Racial underrepresentation, white privilege and insensitivity were major themes throughout the discussion, which began where the march ended in the Union. The ballroom overflowed with students who took turns voicing their thoughts and questioning administrators. Many brought signs and banners, and some wore tape over their mouths to represent students whose voices have been silenced.
“We’re tired of having to wait for misfortunes and violence to happen in order to have you remember us. We’re tired of fighting for tiny, insufficient scraps the university has hesitantly given us,” said one student. “We are here in silence because this university has silenced us.”
“I benefit from racism that exists in America, every day,” said another student. “I say, very sincerely, check your privilege.”
Leaders of the Black Student Union presented a list of demands, which included more scholarships and facilities for students of color, racial sensitivity training for staff and additional recruitment and retention of black faculty. Native American students described the insensitivity of a Ute mascot and having buildings sponsored by companies who damage the environment.
U President David Pershing led the march.
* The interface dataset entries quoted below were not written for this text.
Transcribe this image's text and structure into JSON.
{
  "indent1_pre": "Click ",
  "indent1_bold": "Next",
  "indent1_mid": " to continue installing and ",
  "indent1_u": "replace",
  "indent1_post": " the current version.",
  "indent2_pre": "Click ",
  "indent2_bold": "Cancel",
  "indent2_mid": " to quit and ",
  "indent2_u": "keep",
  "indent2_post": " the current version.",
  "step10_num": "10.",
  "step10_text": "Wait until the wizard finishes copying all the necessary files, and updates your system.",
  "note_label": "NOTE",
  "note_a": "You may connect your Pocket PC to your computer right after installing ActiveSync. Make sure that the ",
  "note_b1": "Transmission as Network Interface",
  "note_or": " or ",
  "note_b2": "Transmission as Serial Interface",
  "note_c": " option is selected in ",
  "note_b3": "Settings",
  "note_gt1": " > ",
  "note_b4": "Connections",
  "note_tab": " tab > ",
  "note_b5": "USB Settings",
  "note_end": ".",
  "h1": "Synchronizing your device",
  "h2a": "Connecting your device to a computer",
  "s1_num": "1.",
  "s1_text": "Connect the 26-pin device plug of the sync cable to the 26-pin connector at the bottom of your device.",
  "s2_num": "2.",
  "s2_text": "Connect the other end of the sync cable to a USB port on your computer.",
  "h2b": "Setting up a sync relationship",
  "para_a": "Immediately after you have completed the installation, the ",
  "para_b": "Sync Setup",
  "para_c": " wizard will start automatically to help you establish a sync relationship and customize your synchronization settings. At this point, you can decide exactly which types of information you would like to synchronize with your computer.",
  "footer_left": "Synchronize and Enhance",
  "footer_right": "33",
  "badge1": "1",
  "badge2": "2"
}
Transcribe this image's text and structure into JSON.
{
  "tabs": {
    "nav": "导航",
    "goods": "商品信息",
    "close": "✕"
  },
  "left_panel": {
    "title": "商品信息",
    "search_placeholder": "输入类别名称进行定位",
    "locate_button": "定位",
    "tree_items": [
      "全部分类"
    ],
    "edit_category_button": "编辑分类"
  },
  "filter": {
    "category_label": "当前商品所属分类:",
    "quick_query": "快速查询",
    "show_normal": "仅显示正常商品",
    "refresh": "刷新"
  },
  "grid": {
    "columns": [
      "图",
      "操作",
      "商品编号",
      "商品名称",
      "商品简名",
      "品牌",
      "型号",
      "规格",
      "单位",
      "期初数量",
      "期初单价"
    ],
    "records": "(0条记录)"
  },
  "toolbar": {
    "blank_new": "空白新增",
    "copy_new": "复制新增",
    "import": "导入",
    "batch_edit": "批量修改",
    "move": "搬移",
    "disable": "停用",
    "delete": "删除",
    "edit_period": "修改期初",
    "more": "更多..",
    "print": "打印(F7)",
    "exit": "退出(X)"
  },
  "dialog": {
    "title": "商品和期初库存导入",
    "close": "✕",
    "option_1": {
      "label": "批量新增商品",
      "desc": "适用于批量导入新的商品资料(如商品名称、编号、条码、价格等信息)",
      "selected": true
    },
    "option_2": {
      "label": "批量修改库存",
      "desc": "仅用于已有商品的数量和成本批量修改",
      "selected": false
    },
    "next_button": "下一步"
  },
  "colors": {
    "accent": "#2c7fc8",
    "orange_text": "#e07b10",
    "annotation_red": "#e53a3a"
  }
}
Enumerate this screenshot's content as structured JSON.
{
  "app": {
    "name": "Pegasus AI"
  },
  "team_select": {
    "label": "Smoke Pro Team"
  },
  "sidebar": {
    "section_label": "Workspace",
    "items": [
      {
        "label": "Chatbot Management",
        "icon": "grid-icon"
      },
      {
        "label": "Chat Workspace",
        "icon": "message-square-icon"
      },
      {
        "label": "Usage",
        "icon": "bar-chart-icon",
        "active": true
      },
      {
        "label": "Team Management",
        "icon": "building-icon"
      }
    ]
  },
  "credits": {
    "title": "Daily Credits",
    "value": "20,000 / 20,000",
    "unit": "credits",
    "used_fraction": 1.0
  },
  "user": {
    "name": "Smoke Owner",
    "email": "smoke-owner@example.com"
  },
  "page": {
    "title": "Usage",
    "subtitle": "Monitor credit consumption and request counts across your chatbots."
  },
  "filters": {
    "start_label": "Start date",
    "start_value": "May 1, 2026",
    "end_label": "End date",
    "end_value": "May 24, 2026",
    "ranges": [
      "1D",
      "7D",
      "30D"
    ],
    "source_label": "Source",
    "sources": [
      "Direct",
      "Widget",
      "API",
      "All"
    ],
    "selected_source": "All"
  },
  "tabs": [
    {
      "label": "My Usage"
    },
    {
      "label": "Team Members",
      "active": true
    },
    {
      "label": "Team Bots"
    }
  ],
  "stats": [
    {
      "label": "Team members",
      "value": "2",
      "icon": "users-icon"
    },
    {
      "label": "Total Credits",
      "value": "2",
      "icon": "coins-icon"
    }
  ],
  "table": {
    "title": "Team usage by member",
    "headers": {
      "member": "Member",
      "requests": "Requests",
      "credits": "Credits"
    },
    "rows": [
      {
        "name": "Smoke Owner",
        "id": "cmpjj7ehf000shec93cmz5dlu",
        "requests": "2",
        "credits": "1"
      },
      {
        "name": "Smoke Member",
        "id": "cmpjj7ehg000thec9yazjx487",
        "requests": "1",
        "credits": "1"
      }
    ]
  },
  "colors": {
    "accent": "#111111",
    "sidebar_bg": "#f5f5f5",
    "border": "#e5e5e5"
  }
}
He joined in on chants of “justice” on the way to the Union and participated prominently in the forum discussion.
“Today we tried to listen,” Pershing said. “We do have many programs going on, but they’re not enough, and we know that. But we got good ideas today.”
Pershing was joined by Debra Daniels, the director of the U Women’s Resource Center, and Kathryn Stockton, vice president of equity and diversity. Each spoke briefly before opening the discussion.
Pershing explained that administration cannot build all desired facilities because funding has been spent, and one audience member called out, “Yeah, on your vacation.”
Bryan Hotchkins, a postdoctoral research associate at the U, participated in the march.
“Last year there were 113 black students that graduated,” Hotchkins said. “Someone needs to be incensed about that in administration … either people are not doing their jobs or there is not a concern to have more black students.”
Matthew Nopah, a senior in chemistry, also participated in the march and forum.
“Being Native American, I wanted to be part of something,” Nopah said. “If I show other Native Americans that I’m here, it can help motivate others.”
Nopah doesn’t think there are significant racial problems on campus but said that some Native Americans do feel lonely or singled out, and he hopes the U can continue working towards racial harmony.
The U’s event comes following several weeks of discussions and protests at campuses across the United States. Students at the University of Missouri held demonstrations that led to the resignation of the school’s president and chancellor. Perceived racial injustices have spurred similar protests at Harvard, Yale and the University of North Carolina. U administrators emphasized that there was no racist event that triggered the march, just a desire to understand the student body.
The march began at noon, and the meeting concluded at 1:30 p.m. The forum was the first event in a planned series of discussions focusing on societal issues at the U.